Material for the task:
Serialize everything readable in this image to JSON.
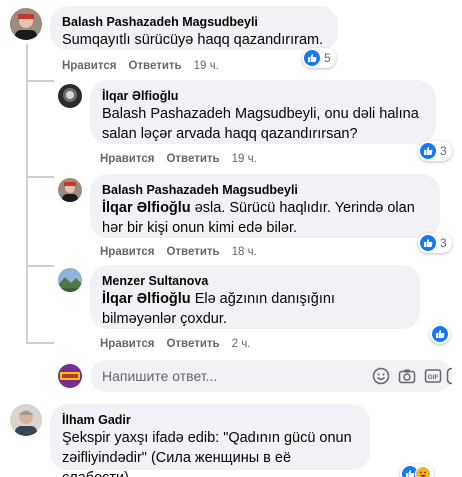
{
  "comments": [
    {
      "author": "Balash Pashazadeh Magsudbeyli",
      "text": "Sumqayıtlı sürücüyə haqq qazandırıram.",
      "like_label": "Нравится",
      "reply_label": "Ответить",
      "time": "19 ч.",
      "reactions": "5"
    },
    {
      "author": "İlqar Əlfioğlu",
      "text": "Balash Pashazadeh Magsudbeyli, onu dəli halına salan ləçər arvada haqq qazandırırsan?",
      "like_label": "Нравится",
      "reply_label": "Ответить",
      "time": "19 ч.",
      "reactions": "3"
    },
    {
      "author": "Balash Pashazadeh Magsudbeyli",
      "mention": "İlqar Əlfioğlu",
      "text": " əsla. Sürücü haqlıdır. Yerində olan hər bir kişi onun kimi edə bilər.",
      "like_label": "Нравится",
      "reply_label": "Ответить",
      "time": "18 ч.",
      "reactions": "3"
    },
    {
      "author": "Menzer Sultanova",
      "mention": "İlqar Əlfioğlu",
      "text": " Elə ağzının danışığını bilməyənlər çoxdur.",
      "like_label": "Нравится",
      "reply_label": "Ответить",
      "time": "2 ч."
    },
    {
      "author": "İlham Gadir",
      "text": "Şekspir yaxşı ifadə edib: \"Qadının gücü onun zəifliyindədir\" (Сила женщины в её слабости)"
    }
  ],
  "reply_box": {
    "placeholder": "Напишите ответ..."
  },
  "colors": {
    "bubble": "#f0f2f5",
    "like_blue": "#1877f2",
    "meta_gray": "#65676b"
  }
}
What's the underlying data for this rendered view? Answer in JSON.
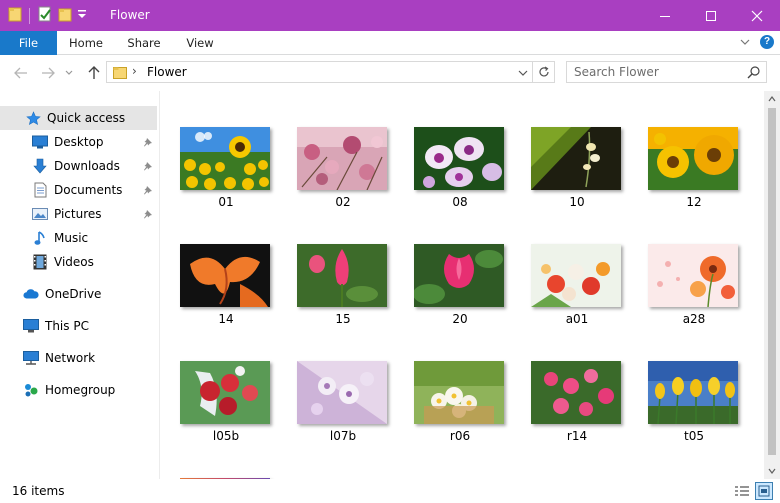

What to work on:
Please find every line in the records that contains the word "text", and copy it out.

Written response:
      "text": "Sumqayıtlı sürücüyə haqq qazandırıram.",
      "text": "Balash Pashazadeh Magsudbeyli, onu dəli halına salan ləçər arvada haqq qazandırırsan?",
      "text": " əsla. Sürücü haqlıdır. Yerində olan hər bir kişi onun kimi edə bilər.",
      "text": " Elə ağzının danışığını bilməyənlər çoxdur.",
      "text": "Şekspir yaxşı ifadə edib: \"Qadının gücü onun zəifliyindədir\" (Сила женщины в её слабости)"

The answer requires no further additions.